Shoring discussions and choices involve more than just hourly rates and shipping costs. It's pertinent to discuss the pros and cons that accompany each option. So, what are the "shoring" options for modern American businesses?
Onshoring means you're working with a vendor within the same country where the goods are being consumed. Presumably, for American companies, this means hiring an American manufacturer.
Starting off on the right foot with your product can mean the difference between success and failure. Manufacturing your product in America allows you to respond quickly to market trends, consumer demand, and economic shifts.
Plus, Americans as well as foreign citizens are willing to pay higher prices for American-made items. The authors of a study on the "Made in the USA" label state, "Our findings show that consumers not only prefer and assign a higher value to branded products from a country of origin with a favorable country image, but are also willing to spend more money to obtain them."
Offshoring refers to outsourcing your manufacturing to a country other than the one in which your target market is located. Offshoring naturally leads to longer shipping times, higher transportation costs, and decreased flexibility and responsiveness to consumer demand.
There are many other hidden costs of offshoring that can cripple your supply chain (and sometimes your entire business). Some unexpected issues include changes in foreign economies, energy prices, and real estate costs. Check out this eBook for more information.
The main benefit to offshoring your manufacturing is the cost of labor. Many countries overseas haven't caught up with America's high cost of living or minimum wages. However, as foreign countries industrialize and modernize, many are shifting to adopt policies that increase wages and improve quality of life - which means those low manufacturing costs won't stay low forever.
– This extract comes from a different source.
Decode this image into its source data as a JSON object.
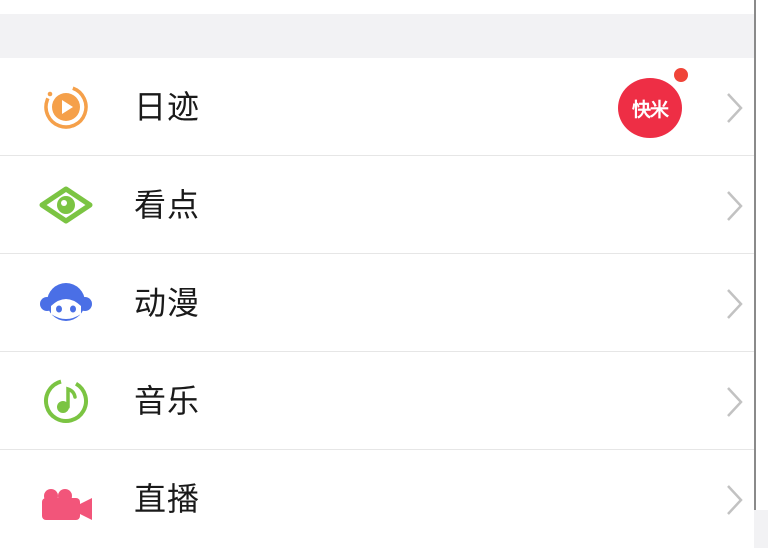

Reshoring refers to companies that have or had a vendor offshore, but are looking to switch to an onshore vendor. We're currently seeing a trend towards reshoring as U.S. energy prices fall and consumers express a greater desire for American-made goods and services.
If you're looking to reshore your manufacturing due to rising costs overseas, supporting the local economy, decreasing lead times, or many other reasons, now is as good a time as any. Energy costs are low, real estate is a steal compared to India or Japan, and Americans are hungry to bring jobs, goods, and manufacturing back to the States.
Near-shoring is technically a form of offshoring. You're outsourcing to a nearby country (Canada or Mexico) to benefit from shorter lead times and increased flexibility while taking advantage of lower labor costs or some other benefit.
Near-shoring may be appropriate for companies who are located close to the borders, who are struggling to find an adequate native manufacturer, or who are targeting an audience that prefers goods produced in those locations.
What's your "right-shore"?
Every company is different. Some American-based businesses truly benefit from offshoring or near-shoring their manufacturing. For most, however, offshoring isn't nearly as beneficial as it used to be.
While many countries that offer outsourced manufacturing still keep wages much lower than American wages, that's truly the only benefit to an American company who markets their goods to the American public. Wages are increasing, disaster is striking, and Americans prefer home-grown products. Onshoring or reshoring your manufacturing is simply a smarter move for most modern businesses.